It has been a long time since the United States had an aggressive antitrust bent, much less one that didn't pretty much look the other way when it came to antitrust law. Democrats tend to be more for using antitrust law to curb excesses than their Republican compatriots, but a moderate Republican like Teddy Roosevelt, who used the Sherman Antitrust Act to show he was tough on big business and therefore should keep his job as President, will swing the antitrust stick from time to time to keep big business from getting too far out of line.
It is no coincidence that these two barely related labor antitrust cases mentioned above, as well as the antitrust case against Microsoft, happened in the Clinton Administration, or that the Republican Bush Administration that came to power to as the Microsoft case was being appealed pulled back on some of the tougher remedies that the DOJ had originally sought to curb Microsoft's most egregious and monopolistic behavior during the Clinton presidency. It is similarly not a coincidence that the 1952 antitrust lawsuit that made IBM start behaving itself and to a certain extent allowed for the creation of a more open data processing and then open computer business for the next five decades, got started at the end of the Democratic Truman Administration and was followed through to an actual consent decree agreed to by Big Blue by a moderate Republican Eisenhower Administration.

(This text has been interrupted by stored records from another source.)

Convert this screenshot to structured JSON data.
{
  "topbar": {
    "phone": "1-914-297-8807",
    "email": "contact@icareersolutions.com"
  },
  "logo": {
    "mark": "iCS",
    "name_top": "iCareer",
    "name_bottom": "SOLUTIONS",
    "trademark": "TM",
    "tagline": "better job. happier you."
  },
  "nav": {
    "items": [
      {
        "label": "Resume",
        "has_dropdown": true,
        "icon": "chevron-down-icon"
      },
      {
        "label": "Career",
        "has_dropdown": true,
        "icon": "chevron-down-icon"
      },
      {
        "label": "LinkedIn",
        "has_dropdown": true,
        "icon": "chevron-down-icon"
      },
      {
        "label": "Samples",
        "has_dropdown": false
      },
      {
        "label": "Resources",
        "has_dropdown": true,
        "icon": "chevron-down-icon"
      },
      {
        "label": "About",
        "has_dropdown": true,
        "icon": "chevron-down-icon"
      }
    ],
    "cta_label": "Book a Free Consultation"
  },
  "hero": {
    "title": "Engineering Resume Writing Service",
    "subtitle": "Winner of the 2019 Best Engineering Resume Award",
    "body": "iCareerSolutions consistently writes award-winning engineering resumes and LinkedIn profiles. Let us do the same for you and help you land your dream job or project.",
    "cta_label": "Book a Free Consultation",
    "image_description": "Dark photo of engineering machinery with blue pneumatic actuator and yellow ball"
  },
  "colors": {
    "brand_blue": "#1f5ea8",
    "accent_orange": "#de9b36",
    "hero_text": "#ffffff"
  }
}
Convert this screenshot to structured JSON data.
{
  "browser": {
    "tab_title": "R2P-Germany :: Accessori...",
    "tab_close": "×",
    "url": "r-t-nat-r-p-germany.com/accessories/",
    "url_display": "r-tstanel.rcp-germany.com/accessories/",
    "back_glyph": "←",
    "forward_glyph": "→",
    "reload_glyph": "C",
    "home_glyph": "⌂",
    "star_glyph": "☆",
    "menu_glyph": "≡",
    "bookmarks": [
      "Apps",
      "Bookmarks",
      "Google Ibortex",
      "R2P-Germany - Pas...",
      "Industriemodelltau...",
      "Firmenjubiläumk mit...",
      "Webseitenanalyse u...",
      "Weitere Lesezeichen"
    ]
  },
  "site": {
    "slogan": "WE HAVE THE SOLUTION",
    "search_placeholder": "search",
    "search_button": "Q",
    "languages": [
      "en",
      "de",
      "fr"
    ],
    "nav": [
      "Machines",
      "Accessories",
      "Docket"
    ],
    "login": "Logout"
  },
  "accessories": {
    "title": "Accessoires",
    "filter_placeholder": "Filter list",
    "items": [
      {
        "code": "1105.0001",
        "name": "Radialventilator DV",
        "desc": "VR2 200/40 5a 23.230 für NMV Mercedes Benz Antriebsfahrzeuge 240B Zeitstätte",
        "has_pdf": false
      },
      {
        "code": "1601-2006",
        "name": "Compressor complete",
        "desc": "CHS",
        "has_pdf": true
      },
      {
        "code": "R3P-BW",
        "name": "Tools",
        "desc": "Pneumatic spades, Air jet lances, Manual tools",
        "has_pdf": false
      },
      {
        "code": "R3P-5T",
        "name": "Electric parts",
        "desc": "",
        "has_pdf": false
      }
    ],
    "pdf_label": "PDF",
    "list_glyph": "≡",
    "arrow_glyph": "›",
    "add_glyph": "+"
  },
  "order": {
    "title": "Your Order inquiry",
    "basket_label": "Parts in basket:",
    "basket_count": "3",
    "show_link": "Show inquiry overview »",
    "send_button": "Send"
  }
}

At the end of the Johnson Administration (yup, a Democrat), the DOJ launched another antitrust lawsuit against IBM, one that the incoming Republican Nixon Administration didn't spike but which did not get to trial until after Nixon had resigned and his successor, Gerald Ford, took over. And the case dragged on until finally President Reagan's antitrust chief, William Baxter, withdrew the suit against IBM, saying it had no merit. This, being a case that had been underway for 13 years. By the way, at the time, Baxter was a consultant to a law firm that worked for IBM. And just to show you how incestuous this can all be, Nicholas deBelleville Katzenbach, who was Johnson's Attorney General and then Under Secretary of State, went to work as general counsel for IBM right after the second antitrust lawsuit was launched by the DOJ in 1969.
While it is significant to note that the Obama Administration is taking antitrust issues more seriously than its predecessor, there are many things about business and the tech industry that people can be too jaded and too cynical about. Antitrust law, and how it is wielded or not depending on the politics of the moment, is not one of them. Nothing works quite so well as sensible regulation, and nothing is so hard to come by. ®